Review: The Ides of March

George Clooney’s latest effort behind the camera sees Ryan Gosling’s idealistic campaign consultant discover the dark side of politics in The Ides of March.  Engaged in a fictional presidential campaign, Clooney (pulling triple duty) co-stars as governor Mike Morris alongside the excellent Gosling and brings Philip Seymour Hoffman and Paul Giamatti in as opposing campaign managers. With such top-notch talent, The Ides of March guarantees strong performances throughout.  Despite being surrounded by these heavy-hitters, Gosling, as he has done throughout 2011, steals the show here and adds yet another remarkable role to his increasingly impressive CV.

The Ides of March: And the award for best poster goes to...

The stage is set (literally) in Ohio, as Morris faces a crucial primary election to gain the nomination for the Democratic party in the upcoming Presidential election.  His campaign strategy team lead by Paul (Hoffman) and Stephen (Gosling) meticulously plan every move the governor makes in order to gain the political upper-hand in a tight race that is down to two final men.  With a far-left (for the US, at least) platform and boasting integrity and dignity, Morrison appears to be a sure thing.  However, trouble looms when Stephen is courted by his opposition and discovers that the race is about to take a crushing swing against them.  Mixing business with pleasure, in the shapely form of campaign intern Molly (Evan Rachel Wood), Stephen is faced with the harsh realities of a life in politics and is forced to make some painful decisions.
Read More…
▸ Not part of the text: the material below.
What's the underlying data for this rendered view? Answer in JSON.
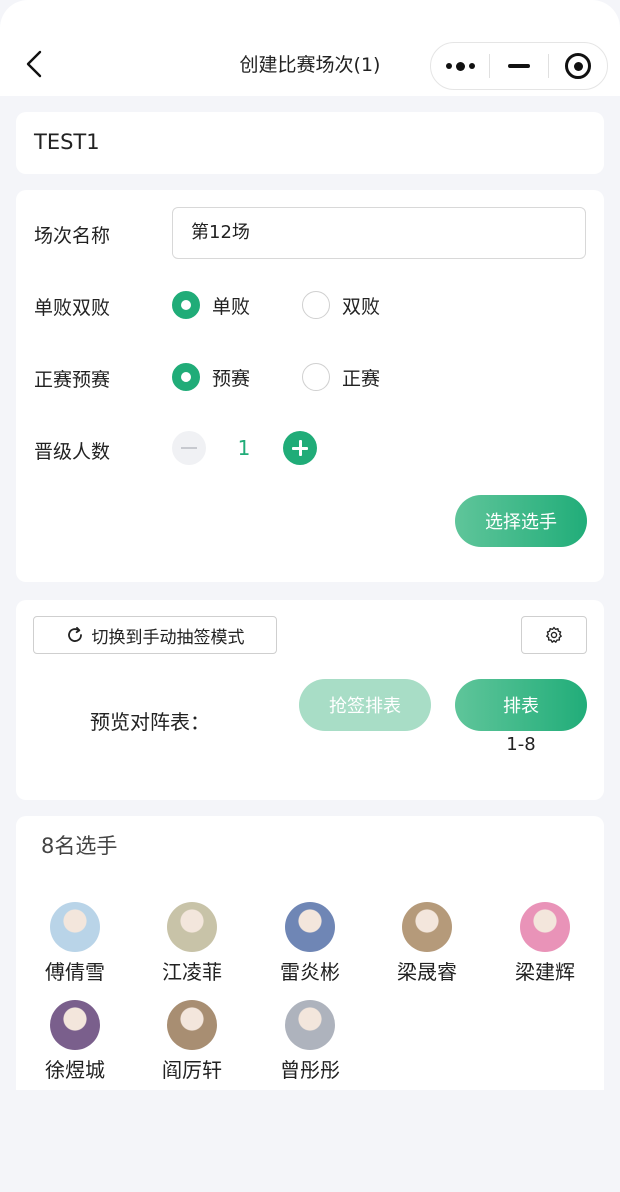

Review: The Debt

The Debt, director John Madden’s remake of 2007’s Israeli thriller Hahov hits UK cinemas this Friday, featuring another superb performance from Jessica Chastain as she continues to take 2011 by storm.  Set in 1997, The Debt focuses primarily on events taking place in 1966 when three Mossad agents set out to bring Nazi war criminal, Dieter Vogel aka the surgeon of Birkenau (a character based on the infamous Josef Mengele), to justice in Israel.

Sam Worthington and Jessica Chastain in The Debt

The film begins quietly enough in 1997 as now-retired Mossad agent Rachel (here played by Helen Mirren) attends a booking reading of her author daughter who has penned Rachel’s life story. A mysterious road-side death later, the action moves to East Berlin in 1966 where Chastain (as the younger Rachel), along with Sam Worthington (David) and Marton Csokas (Stephan) take over the reins of the narrative.  What follows is a suspenseful operation to capture the man they believe to be Vogel.  It is once their enemy has been detained that The Debt truly excels. Jesper Christensen provides fantastic support as the smarmy, manipulative Vogel.  As good as Chastain, Worthington and Csokas are it is Christensen’s performance that provides the foundation.
Read More…


Get every new post delivered to your Inbox.

Join 783 other followers